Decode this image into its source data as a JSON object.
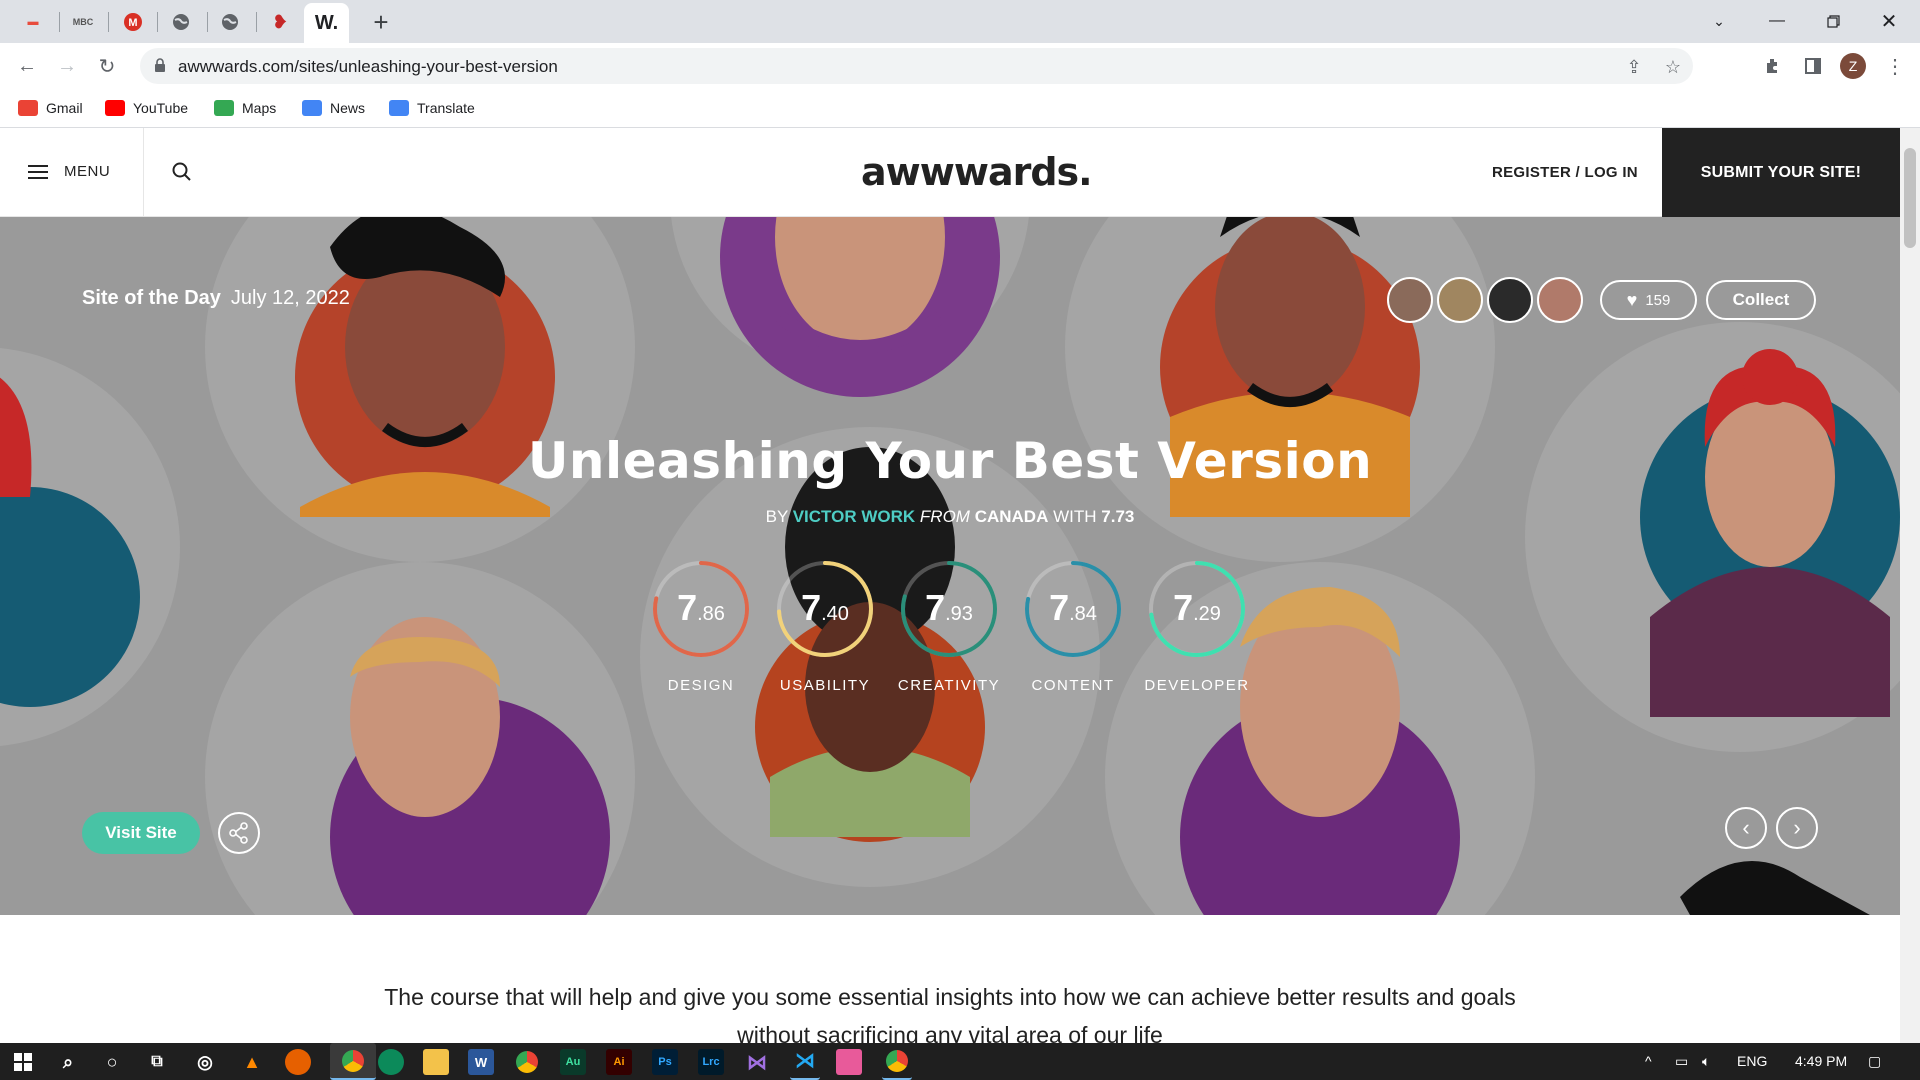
{
  "browser": {
    "active_tab_label": "W.",
    "url": "awwwards.com/sites/unleashing-your-best-version",
    "profile_initial": "Z",
    "bookmarks": [
      {
        "label": "Gmail",
        "color": "#ea4335"
      },
      {
        "label": "YouTube",
        "color": "#ff0000"
      },
      {
        "label": "Maps",
        "color": "#34a853"
      },
      {
        "label": "News",
        "color": "#4285f4"
      },
      {
        "label": "Translate",
        "color": "#4285f4"
      }
    ]
  },
  "header": {
    "menu_label": "MENU",
    "logo": "awwwards.",
    "register_label": "REGISTER / LOG IN",
    "submit_label": "SUBMIT YOUR SITE!"
  },
  "hero": {
    "badge": "Site of the Day",
    "date": "July 12, 2022",
    "likes": "159",
    "collect_label": "Collect",
    "title": "Unleashing Your Best Version",
    "by_prefix": "BY",
    "author": "VICTOR WORK",
    "from_label": "FROM",
    "country": "CANADA",
    "with_label": "WITH",
    "total_score": "7.73",
    "scores": [
      {
        "int": "7",
        "dec": ".86",
        "label": "DESIGN",
        "color": "#e0674a",
        "progress": 0.786
      },
      {
        "int": "7",
        "dec": ".40",
        "label": "USABILITY",
        "color": "#f2d27a",
        "progress": 0.74
      },
      {
        "int": "7",
        "dec": ".93",
        "label": "CREATIVITY",
        "color": "#2a8f7a",
        "progress": 0.793
      },
      {
        "int": "7",
        "dec": ".84",
        "label": "CONTENT",
        "color": "#2a8fa8",
        "progress": 0.784
      },
      {
        "int": "7",
        "dec": ".29",
        "label": "DEVELOPER",
        "color": "#3fe0b0",
        "progress": 0.729
      }
    ],
    "visit_label": "Visit Site"
  },
  "description": "The course that will help and give you some essential insights into how we can achieve better results and goals without sacrificing any vital area of our life",
  "taskbar": {
    "language": "ENG",
    "time": "4:49 PM"
  }
}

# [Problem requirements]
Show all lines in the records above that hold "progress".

# [Solution for this task]
        "progress": 0.786
        "progress": 0.74
        "progress": 0.793
        "progress": 0.784
        "progress": 0.729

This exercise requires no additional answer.